Over the past few years, scientists have been intensely studying the flora (a.k.a. bacteria) of the human intestine to unlock the secrets it may hold in influencing our health.
Scientists at Cornell University in New York have discovered a protein secreted by a particular form of bacteria which can shift control of insulin from the pancreas to the upper intestine. The pancreas is the organ which controls blood glucose levels in healthy individuals.
If a person has type 1 diabetes, their pancreas is unable to produce insulin. In type 2 diabetes, the person’s cells are unable to utilize insulin correctly. Yet proper insulin control is crucial to health, as the hormone regulates how cells utilize blood sugar (glucose) to produce energy. If insulin is not produced or not utilized correctly, blood sugar remains in the bloodstream, creating a host of side effects.
The Cornell research team, led by Professor John March, engineered a strain of Lactobacillus, a bacteria found in the human gut, to secrete a hormone that triggers the release of insulin in response to food entering the digestive tract.

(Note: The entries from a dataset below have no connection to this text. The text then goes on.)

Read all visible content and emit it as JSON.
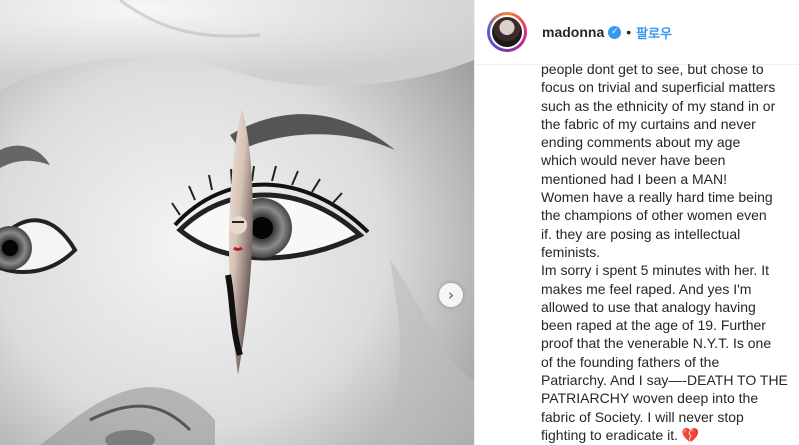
{
  "post": {
    "username": "madonna",
    "verified_icon": "verified-badge-icon",
    "separator": "•",
    "follow_label": "팔로우",
    "caption_lines": [
      "people dont get to see, but chose to",
      "focus on trivial and superficial matters",
      "such as the ethnicity of my stand in or",
      "the fabric of my curtains and never",
      "ending comments about my age",
      "which would never have been",
      "mentioned had I been a MAN!",
      "Women have a really hard time being",
      "the champions of other women even",
      "if. they are posing as intellectual",
      "feminists.",
      "Im sorry i spent 5 minutes with her. It",
      "makes me feel raped. And yes I'm",
      "allowed to use that analogy having",
      "been raped at the age of 19. Further",
      "proof that the venerable N.Y.T. Is one",
      "of the founding fathers of the",
      "Patriarchy. And I say—-DEATH TO THE",
      "PATRIARCHY woven deep into the",
      "fabric of Society. I will never stop",
      "fighting to eradicate it. 💔"
    ]
  },
  "media": {
    "next_icon": "chevron-right-icon",
    "next_glyph": "›"
  },
  "colors": {
    "text": "#262626",
    "link_blue": "#3897f0",
    "divider": "#efefef"
  }
}
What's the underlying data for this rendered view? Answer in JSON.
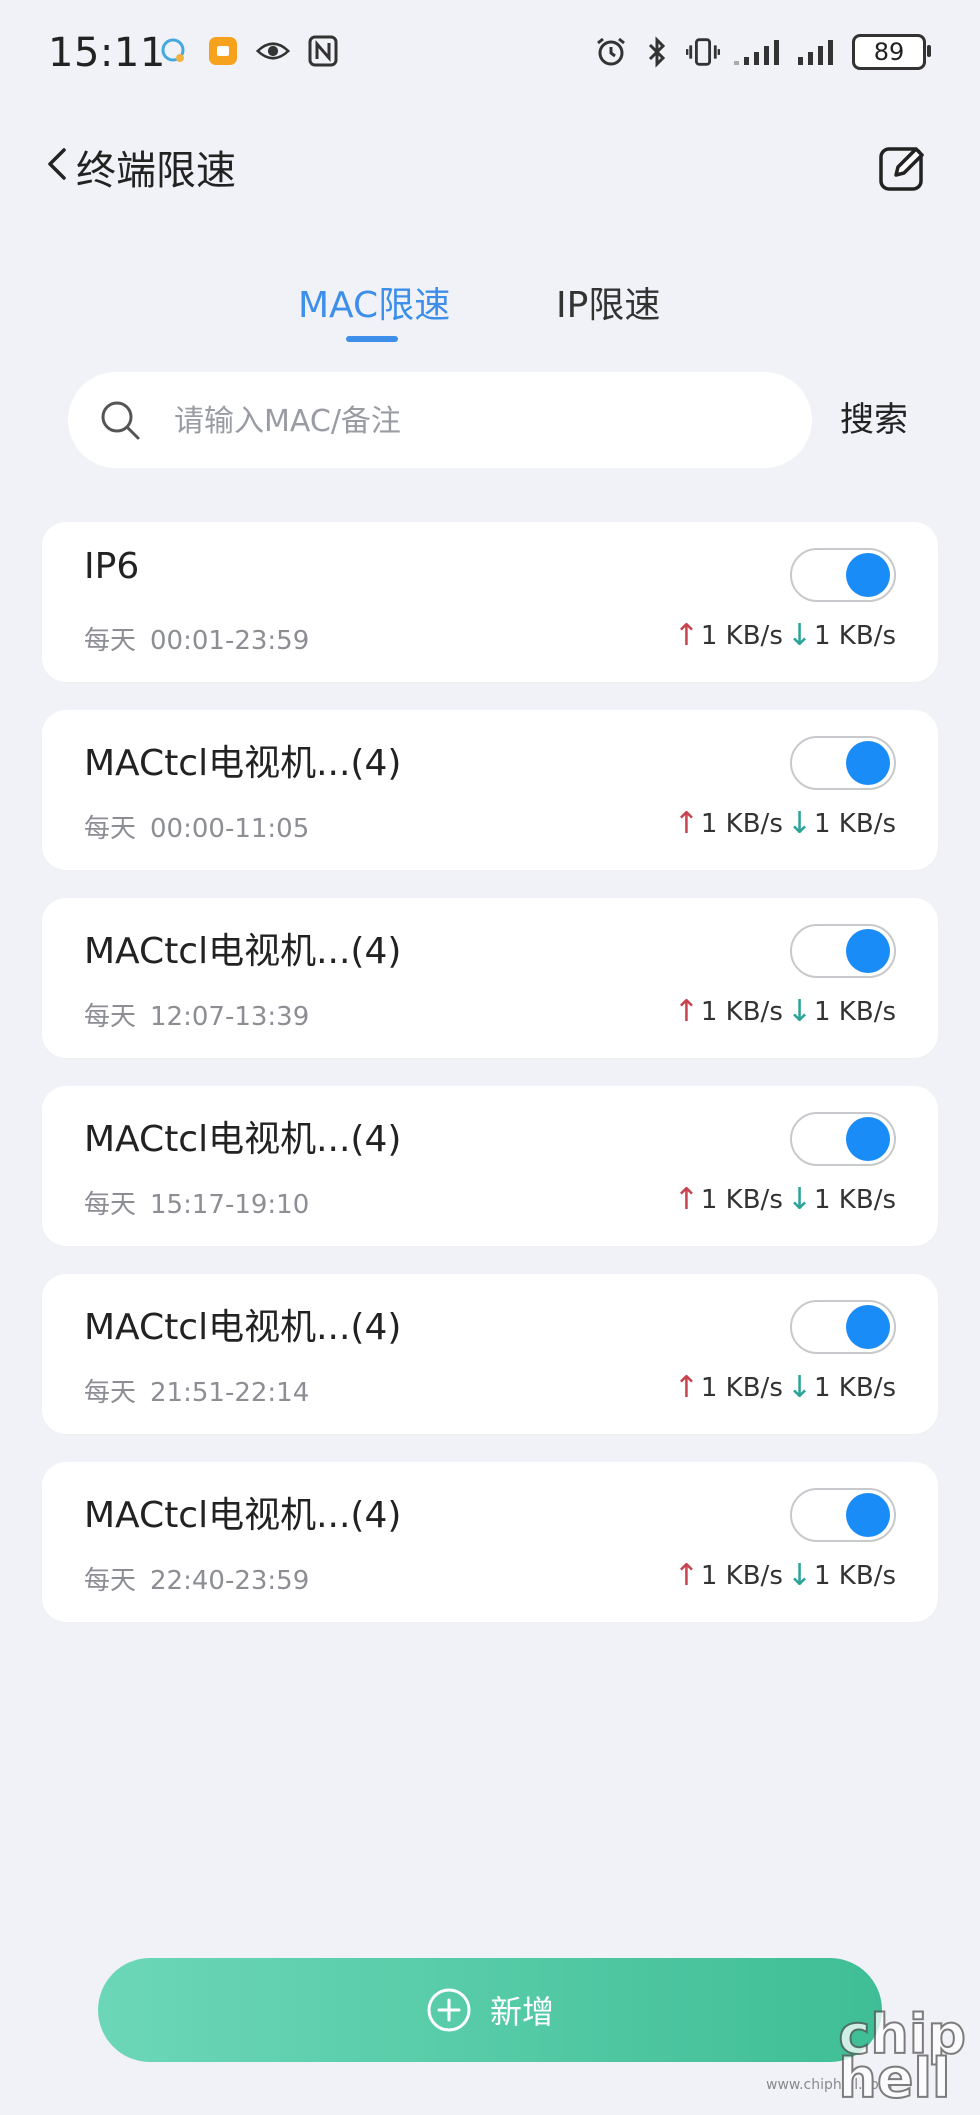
{
  "status_bar": {
    "time": "15:11",
    "battery": "89",
    "left_icons": [
      "chat-bubble-icon",
      "app-badge-icon",
      "eye-icon",
      "nfc-icon"
    ],
    "right_icons": [
      "alarm-icon",
      "bluetooth-icon",
      "vibrate-icon",
      "signal-weak-icon",
      "signal-strong-icon"
    ]
  },
  "header": {
    "title": "终端限速",
    "back_icon": "chevron-left-icon",
    "edit_icon": "edit-icon"
  },
  "tabs": [
    {
      "label": "MAC限速",
      "active": true
    },
    {
      "label": "IP限速",
      "active": false
    }
  ],
  "search": {
    "placeholder": "请输入MAC/备注",
    "value": "",
    "button_label": "搜索"
  },
  "rules": [
    {
      "name": "IP6",
      "days": "每天",
      "time": "00:01-23:59",
      "upload": "1 KB/s",
      "download": "1 KB/s",
      "enabled": true
    },
    {
      "name": "MACtcl电视机...(4)",
      "days": "每天",
      "time": "00:00-11:05",
      "upload": "1 KB/s",
      "download": "1 KB/s",
      "enabled": true
    },
    {
      "name": "MACtcl电视机...(4)",
      "days": "每天",
      "time": "12:07-13:39",
      "upload": "1 KB/s",
      "download": "1 KB/s",
      "enabled": true
    },
    {
      "name": "MACtcl电视机...(4)",
      "days": "每天",
      "time": "15:17-19:10",
      "upload": "1 KB/s",
      "download": "1 KB/s",
      "enabled": true
    },
    {
      "name": "MACtcl电视机...(4)",
      "days": "每天",
      "time": "21:51-22:14",
      "upload": "1 KB/s",
      "download": "1 KB/s",
      "enabled": true
    },
    {
      "name": "MACtcl电视机...(4)",
      "days": "每天",
      "time": "22:40-23:59",
      "upload": "1 KB/s",
      "download": "1 KB/s",
      "enabled": true
    }
  ],
  "add_button": {
    "label": "新增",
    "icon": "plus-circle-icon"
  },
  "watermark": {
    "url": "www.chiphell.com",
    "logo": "chip hell"
  },
  "colors": {
    "accent": "#3d8fea",
    "toggle_on": "#1a8cf8",
    "upload_arrow": "#c7434f",
    "download_arrow": "#2aa399",
    "add_button_start": "#6cd7b7",
    "add_button_end": "#3fbe95",
    "background": "#f1f2f7"
  }
}
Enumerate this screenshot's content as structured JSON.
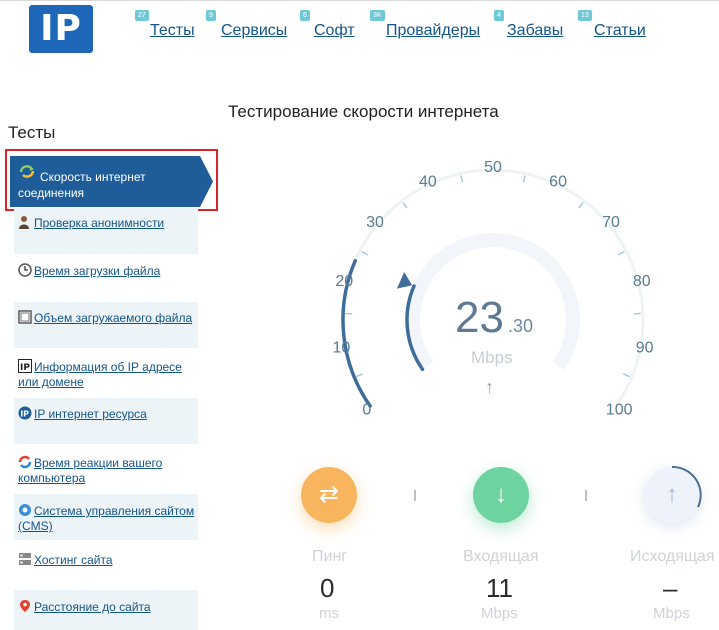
{
  "logo": {
    "text": "IP"
  },
  "nav": [
    {
      "label": "Тесты",
      "badge": "27"
    },
    {
      "label": "Сервисы",
      "badge": "9"
    },
    {
      "label": "Софт",
      "badge": "6"
    },
    {
      "label": "Провайдеры",
      "badge": "3K"
    },
    {
      "label": "Забавы",
      "badge": "4"
    },
    {
      "label": "Статьи",
      "badge": "13"
    }
  ],
  "page_title": "Тестирование скорости интернета",
  "sidebar": {
    "title": "Тесты",
    "active_item": {
      "label": "Скорость интернет соединения",
      "icon": "speed-arrows-icon"
    },
    "items": [
      {
        "label": "Проверка анонимности",
        "icon": "person-icon"
      },
      {
        "label": "Время загрузки файла",
        "icon": "clock-icon"
      },
      {
        "label": "Объем загружаемого файла",
        "icon": "file-size-icon"
      },
      {
        "label": "Информация об IP адресе или домене",
        "icon": "ip-icon"
      },
      {
        "label": "IP интернет ресурса",
        "icon": "ip-globe-icon"
      },
      {
        "label": "Время реакции вашего компьютера",
        "icon": "refresh-icon"
      },
      {
        "label": "Система управления сайтом (CMS)",
        "icon": "cms-icon"
      },
      {
        "label": "Хостинг сайта",
        "icon": "server-icon"
      },
      {
        "label": "Расстояние до сайта",
        "icon": "map-pin-icon"
      }
    ]
  },
  "speedometer": {
    "scale_labels": [
      "0",
      "10",
      "20",
      "30",
      "40",
      "50",
      "60",
      "70",
      "80",
      "90",
      "100"
    ],
    "speed_integer": "23",
    "speed_decimal": ".30",
    "unit": "Mbps",
    "needle_value": 23.3,
    "scale_max": 100
  },
  "stats": {
    "ping": {
      "label": "Пинг",
      "value": "0",
      "unit": "ms",
      "icon": "swap-arrows-icon"
    },
    "download": {
      "label": "Входящая",
      "value": "11",
      "unit": "Mbps",
      "icon": "down-arrow-icon"
    },
    "upload": {
      "label": "Исходящая",
      "value": "–",
      "unit": "Mbps",
      "icon": "up-arrow-icon"
    }
  },
  "colors": {
    "brand_blue": "#1e67b8",
    "active_bg": "#1e5d99",
    "highlight_red": "#d9232d",
    "ping_orange": "#f8b55d",
    "download_green": "#6dd39f",
    "gauge_blue": "#3f6d9b"
  }
}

The team studied blood glucose levels in two sets of rats. One set received a pill form of the live bacteria, which was administered for a 90 day period. The other group of rats received a placebo. The scientists found that the bodies of diabetic rats which had received the treatment had shifted control of blood sugar levels from the pancreas to the upper intestine. They also found that the diabetic rats’ blood glucose levels were up to 30 percent lower than rats which did not receive the pill. But the scientists also discovered that the cells in the upper intestine of the diabetic rats converted into cells which mimicked pancreatic cells – the same cells which secrete insulin in non-diabetics.
Interestingly, in those rats who were not diabetic, no change occurred in blood glucose levels. “If the rat is managing its glucose, it doesn’t need more insulin,”, Professor March said.
It’s important to note that the probiotic used in the research is different from the probiotic dairy products widely available. The next step is to test higher doses of the medicine to establish if the probiotic could reverse diabetes altogether.
Professor March remarked, “If it works really well in people, it could be that they just take a pill and wouldn’t have to do anything else to control their diabetes. It is likely though that it will be used in conjunction with some other treatment.”
The study was published in the journal Diabetes.